Start of Task inputs

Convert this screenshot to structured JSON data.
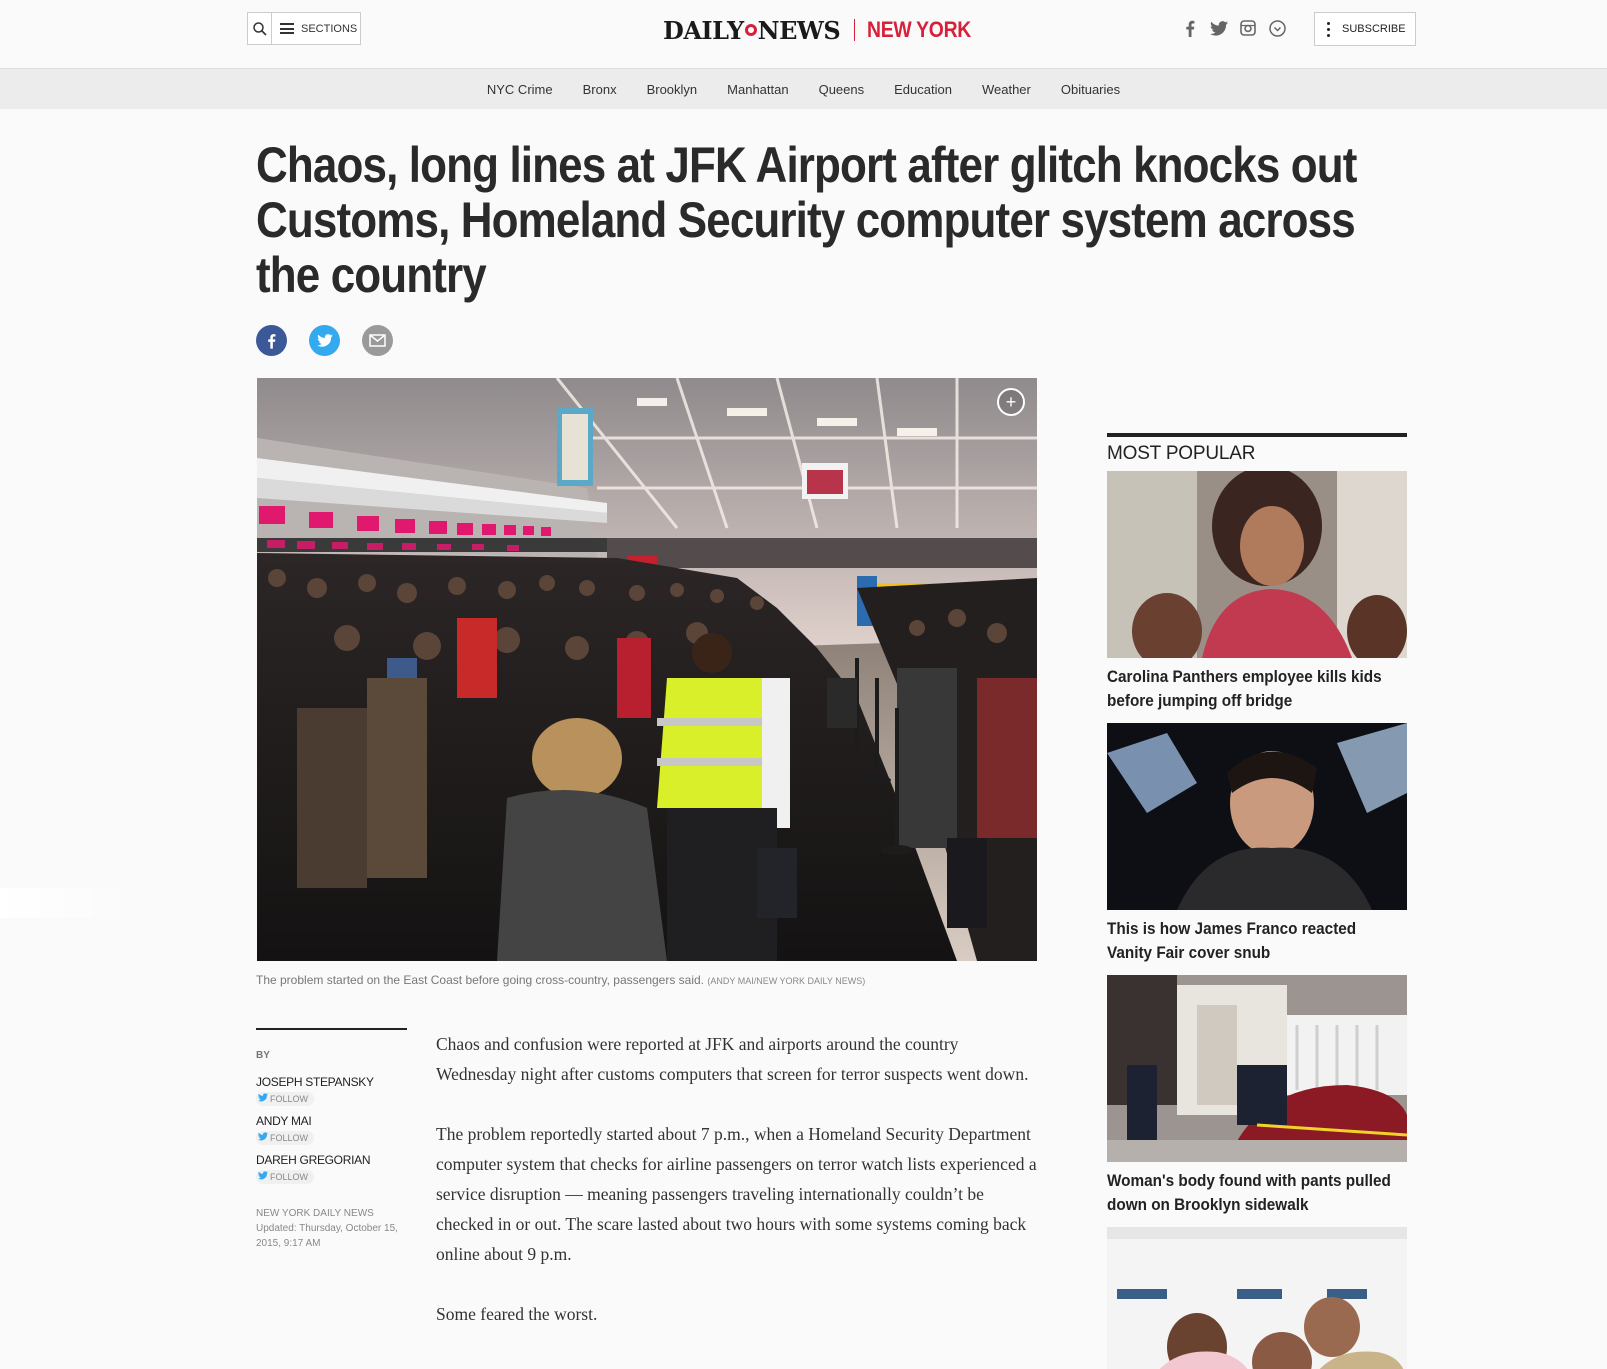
{
  "header": {
    "sections_label": "SECTIONS",
    "logo_daily": "DAILY",
    "logo_news": "NEWS",
    "logo_edition": "NEW YORK",
    "subscribe_label": "SUBSCRIBE",
    "social_icons": [
      "facebook-icon",
      "twitter-icon",
      "instagram-icon",
      "pinterest-icon"
    ]
  },
  "nav": {
    "items": [
      "NYC Crime",
      "Bronx",
      "Brooklyn",
      "Manhattan",
      "Queens",
      "Education",
      "Weather",
      "Obituaries"
    ]
  },
  "article": {
    "headline": "Chaos, long lines at JFK Airport after glitch knocks out Customs, Homeland Security computer system across the country",
    "share_icons": [
      "facebook-icon",
      "twitter-icon",
      "email-icon"
    ],
    "caption": "The problem started on the East Coast before going cross-country, passengers said.",
    "credit": "(ANDY MAI/NEW YORK DAILY NEWS)",
    "by_label": "BY",
    "authors": [
      "JOSEPH STEPANSKY",
      "ANDY MAI",
      "DAREH GREGORIAN"
    ],
    "follow_label": "FOLLOW",
    "publication": "NEW YORK DAILY NEWS",
    "updated": "Updated: Thursday, October 15, 2015, 9:17 AM",
    "paragraphs": [
      "Chaos and confusion were reported at JFK and airports around the country Wednesday night after customs computers that screen for terror suspects went down.",
      "The problem reportedly started about 7 p.m., when a Homeland Security Department computer system that checks for airline passengers on terror watch lists experienced a service disruption — meaning passengers traveling internationally couldn’t be checked in or out. The scare lasted about two hours with some systems coming back online about 9 p.m.",
      "Some feared the worst."
    ]
  },
  "sidebar": {
    "title": "MOST POPULAR",
    "items": [
      "Carolina Panthers employee kills kids before jumping off bridge",
      "This is how James Franco reacted Vanity Fair cover snub",
      "Woman's body found with pants pulled down on Brooklyn sidewalk"
    ]
  },
  "colors": {
    "brand_red": "#d8203b",
    "facebook": "#3b5998",
    "twitter": "#33aaf0"
  }
}
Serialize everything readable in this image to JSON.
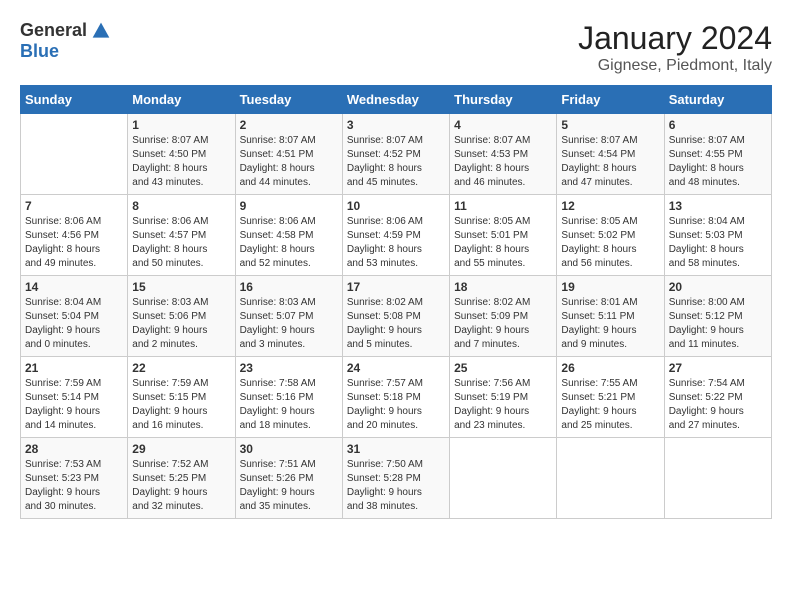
{
  "header": {
    "logo_general": "General",
    "logo_blue": "Blue",
    "month_year": "January 2024",
    "location": "Gignese, Piedmont, Italy"
  },
  "days_of_week": [
    "Sunday",
    "Monday",
    "Tuesday",
    "Wednesday",
    "Thursday",
    "Friday",
    "Saturday"
  ],
  "weeks": [
    [
      {
        "day": "",
        "info": ""
      },
      {
        "day": "1",
        "info": "Sunrise: 8:07 AM\nSunset: 4:50 PM\nDaylight: 8 hours\nand 43 minutes."
      },
      {
        "day": "2",
        "info": "Sunrise: 8:07 AM\nSunset: 4:51 PM\nDaylight: 8 hours\nand 44 minutes."
      },
      {
        "day": "3",
        "info": "Sunrise: 8:07 AM\nSunset: 4:52 PM\nDaylight: 8 hours\nand 45 minutes."
      },
      {
        "day": "4",
        "info": "Sunrise: 8:07 AM\nSunset: 4:53 PM\nDaylight: 8 hours\nand 46 minutes."
      },
      {
        "day": "5",
        "info": "Sunrise: 8:07 AM\nSunset: 4:54 PM\nDaylight: 8 hours\nand 47 minutes."
      },
      {
        "day": "6",
        "info": "Sunrise: 8:07 AM\nSunset: 4:55 PM\nDaylight: 8 hours\nand 48 minutes."
      }
    ],
    [
      {
        "day": "7",
        "info": "Sunrise: 8:06 AM\nSunset: 4:56 PM\nDaylight: 8 hours\nand 49 minutes."
      },
      {
        "day": "8",
        "info": "Sunrise: 8:06 AM\nSunset: 4:57 PM\nDaylight: 8 hours\nand 50 minutes."
      },
      {
        "day": "9",
        "info": "Sunrise: 8:06 AM\nSunset: 4:58 PM\nDaylight: 8 hours\nand 52 minutes."
      },
      {
        "day": "10",
        "info": "Sunrise: 8:06 AM\nSunset: 4:59 PM\nDaylight: 8 hours\nand 53 minutes."
      },
      {
        "day": "11",
        "info": "Sunrise: 8:05 AM\nSunset: 5:01 PM\nDaylight: 8 hours\nand 55 minutes."
      },
      {
        "day": "12",
        "info": "Sunrise: 8:05 AM\nSunset: 5:02 PM\nDaylight: 8 hours\nand 56 minutes."
      },
      {
        "day": "13",
        "info": "Sunrise: 8:04 AM\nSunset: 5:03 PM\nDaylight: 8 hours\nand 58 minutes."
      }
    ],
    [
      {
        "day": "14",
        "info": "Sunrise: 8:04 AM\nSunset: 5:04 PM\nDaylight: 9 hours\nand 0 minutes."
      },
      {
        "day": "15",
        "info": "Sunrise: 8:03 AM\nSunset: 5:06 PM\nDaylight: 9 hours\nand 2 minutes."
      },
      {
        "day": "16",
        "info": "Sunrise: 8:03 AM\nSunset: 5:07 PM\nDaylight: 9 hours\nand 3 minutes."
      },
      {
        "day": "17",
        "info": "Sunrise: 8:02 AM\nSunset: 5:08 PM\nDaylight: 9 hours\nand 5 minutes."
      },
      {
        "day": "18",
        "info": "Sunrise: 8:02 AM\nSunset: 5:09 PM\nDaylight: 9 hours\nand 7 minutes."
      },
      {
        "day": "19",
        "info": "Sunrise: 8:01 AM\nSunset: 5:11 PM\nDaylight: 9 hours\nand 9 minutes."
      },
      {
        "day": "20",
        "info": "Sunrise: 8:00 AM\nSunset: 5:12 PM\nDaylight: 9 hours\nand 11 minutes."
      }
    ],
    [
      {
        "day": "21",
        "info": "Sunrise: 7:59 AM\nSunset: 5:14 PM\nDaylight: 9 hours\nand 14 minutes."
      },
      {
        "day": "22",
        "info": "Sunrise: 7:59 AM\nSunset: 5:15 PM\nDaylight: 9 hours\nand 16 minutes."
      },
      {
        "day": "23",
        "info": "Sunrise: 7:58 AM\nSunset: 5:16 PM\nDaylight: 9 hours\nand 18 minutes."
      },
      {
        "day": "24",
        "info": "Sunrise: 7:57 AM\nSunset: 5:18 PM\nDaylight: 9 hours\nand 20 minutes."
      },
      {
        "day": "25",
        "info": "Sunrise: 7:56 AM\nSunset: 5:19 PM\nDaylight: 9 hours\nand 23 minutes."
      },
      {
        "day": "26",
        "info": "Sunrise: 7:55 AM\nSunset: 5:21 PM\nDaylight: 9 hours\nand 25 minutes."
      },
      {
        "day": "27",
        "info": "Sunrise: 7:54 AM\nSunset: 5:22 PM\nDaylight: 9 hours\nand 27 minutes."
      }
    ],
    [
      {
        "day": "28",
        "info": "Sunrise: 7:53 AM\nSunset: 5:23 PM\nDaylight: 9 hours\nand 30 minutes."
      },
      {
        "day": "29",
        "info": "Sunrise: 7:52 AM\nSunset: 5:25 PM\nDaylight: 9 hours\nand 32 minutes."
      },
      {
        "day": "30",
        "info": "Sunrise: 7:51 AM\nSunset: 5:26 PM\nDaylight: 9 hours\nand 35 minutes."
      },
      {
        "day": "31",
        "info": "Sunrise: 7:50 AM\nSunset: 5:28 PM\nDaylight: 9 hours\nand 38 minutes."
      },
      {
        "day": "",
        "info": ""
      },
      {
        "day": "",
        "info": ""
      },
      {
        "day": "",
        "info": ""
      }
    ]
  ]
}
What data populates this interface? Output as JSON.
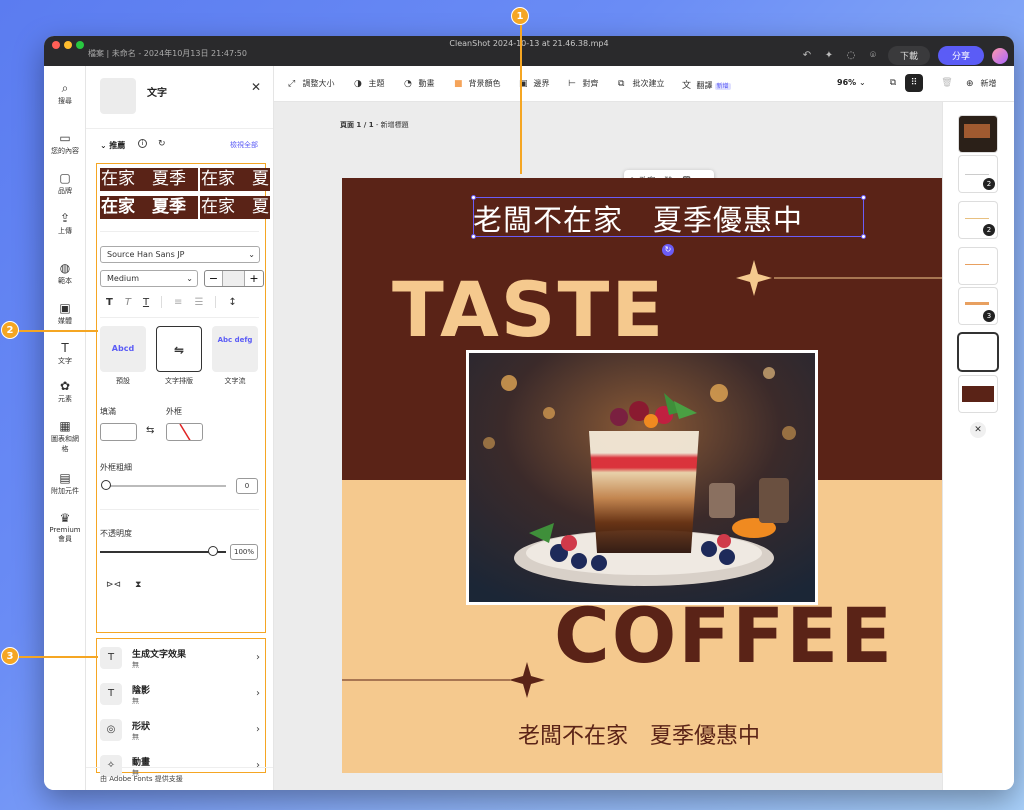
{
  "titlebar": {
    "title": "CleanShot 2024-10-13 at 21.46.38.mp4",
    "breadcrumb": "檔案  |  未命名 - 2024年10月13日 21:47:50",
    "download_label": "下載",
    "share_label": "分享"
  },
  "rail": [
    {
      "icon": "⌕",
      "label": "搜尋"
    },
    {
      "icon": "▭",
      "label": "您的內容"
    },
    {
      "icon": "▢",
      "label": "品牌"
    },
    {
      "icon": "⇪",
      "label": "上傳"
    },
    {
      "icon": "◍",
      "label": "範本"
    },
    {
      "icon": "▣",
      "label": "媒體"
    },
    {
      "icon": "T",
      "label": "文字"
    },
    {
      "icon": "✿",
      "label": "元素"
    },
    {
      "icon": "▦",
      "label": "圖表和網格"
    },
    {
      "icon": "▤",
      "label": "附加元件"
    },
    {
      "icon": "♛",
      "label": "Premium 會員"
    }
  ],
  "panel": {
    "title": "文字",
    "recommend_title": "推薦",
    "view_all": "檢視全部",
    "samples": [
      "在家　夏季",
      "在家　夏",
      "在家　夏季",
      "在家　夏"
    ],
    "font_family": "Source Han Sans JP",
    "font_weight": "Medium",
    "style_cards": [
      {
        "preview": "Abcd",
        "label": "預設"
      },
      {
        "preview": "⇋",
        "label": "文字排版"
      },
      {
        "preview": "Abc defg",
        "label": "文字流"
      }
    ],
    "fill_label": "填滿",
    "stroke_label": "外框",
    "stroke_width_label": "外框粗細",
    "stroke_width_value": "0",
    "opacity_label": "不透明度",
    "opacity_value": "100%",
    "effects": [
      {
        "icon": "T",
        "title": "生成文字效果",
        "sub": "無"
      },
      {
        "icon": "T",
        "title": "陰影",
        "sub": "無"
      },
      {
        "icon": "◎",
        "title": "形狀",
        "sub": "無"
      },
      {
        "icon": "✧",
        "title": "動畫",
        "sub": "無"
      }
    ],
    "footer": "由 Adobe Fonts 提供支援"
  },
  "toolbar": {
    "items": [
      {
        "icon": "⤢",
        "label": "調整大小"
      },
      {
        "icon": "◑",
        "label": "主題"
      },
      {
        "icon": "◔",
        "label": "動畫"
      },
      {
        "icon": "■",
        "label": "背景顏色"
      },
      {
        "icon": "▣",
        "label": "邊界"
      },
      {
        "icon": "⊢",
        "label": "對齊"
      },
      {
        "icon": "⧉",
        "label": "批次建立"
      },
      {
        "icon": "文",
        "label": "翻譯",
        "badge": "新增"
      }
    ],
    "zoom": "96%",
    "add_label": "新增"
  },
  "canvas": {
    "page_label_bold": "頁面 1 / 1",
    "page_label_rest": " - 新增標題",
    "headline_top": "老闆不在家　夏季優惠中",
    "taste": "TASTE",
    "coffee": "COFFEE",
    "headline_bottom": "老闆不在家　夏季優惠中",
    "float_toolbar_label": "改寫"
  },
  "pages": [
    {
      "count": ""
    },
    {
      "count": "2"
    },
    {
      "count": "2"
    },
    {
      "count": ""
    },
    {
      "count": "3"
    },
    {
      "count": ""
    },
    {
      "count": ""
    }
  ],
  "callouts": [
    "1",
    "2",
    "3"
  ],
  "colors": {
    "poster_brown": "#5a2317",
    "poster_tan": "#f5c98e",
    "accent": "#5b5cf6",
    "callout_orange": "#f5a623"
  }
}
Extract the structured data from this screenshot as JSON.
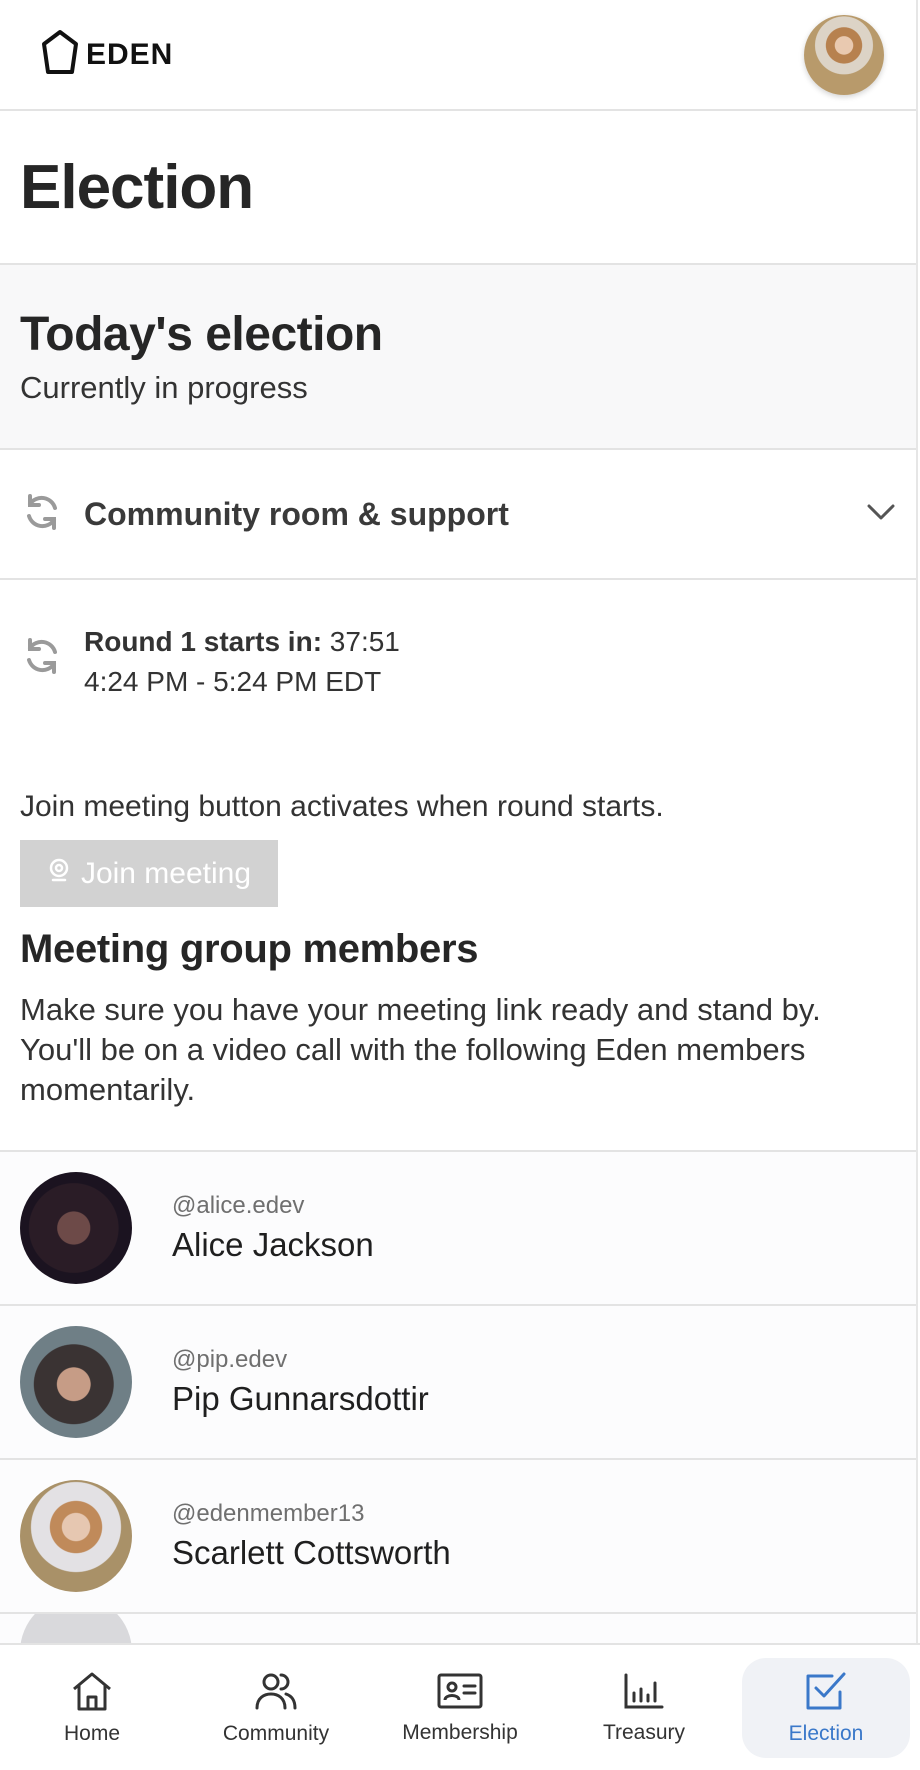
{
  "header": {
    "logo_text": "EDEN",
    "avatar": "user-avatar"
  },
  "page": {
    "title": "Election"
  },
  "today": {
    "title": "Today's election",
    "status": "Currently in progress"
  },
  "community_room": {
    "label": "Community room & support",
    "icon": "refresh-icon",
    "toggle_icon": "chevron-down-icon"
  },
  "round": {
    "label": "Round 1 starts in:",
    "countdown": "37:51",
    "time_range": "4:24 PM - 5:24 PM EDT",
    "icon": "refresh-icon"
  },
  "meeting": {
    "notice": "Join meeting button activates when round starts.",
    "join_label": "Join meeting",
    "join_icon": "webcam-icon",
    "join_enabled": false
  },
  "group": {
    "title": "Meeting group members",
    "description": "Make sure you have your meeting link ready and stand by. You'll be on a video call with the following Eden members momentarily.",
    "members": [
      {
        "handle": "@alice.edev",
        "name": "Alice Jackson"
      },
      {
        "handle": "@pip.edev",
        "name": "Pip Gunnarsdottir"
      },
      {
        "handle": "@edenmember13",
        "name": "Scarlett Cottsworth"
      }
    ]
  },
  "nav": {
    "items": [
      {
        "label": "Home",
        "icon": "home-icon"
      },
      {
        "label": "Community",
        "icon": "users-icon"
      },
      {
        "label": "Membership",
        "icon": "id-card-icon"
      },
      {
        "label": "Treasury",
        "icon": "bar-chart-icon"
      },
      {
        "label": "Election",
        "icon": "checkbox-icon",
        "active": true
      }
    ],
    "active_color": "#3a78c9"
  }
}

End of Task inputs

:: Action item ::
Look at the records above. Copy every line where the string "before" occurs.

:: Solution to this problem ::
    "caption": "The problem started on the East Coast before going cross-country, passengers said.",
      "Carolina Panthers employee kills kids before jumping off bridge",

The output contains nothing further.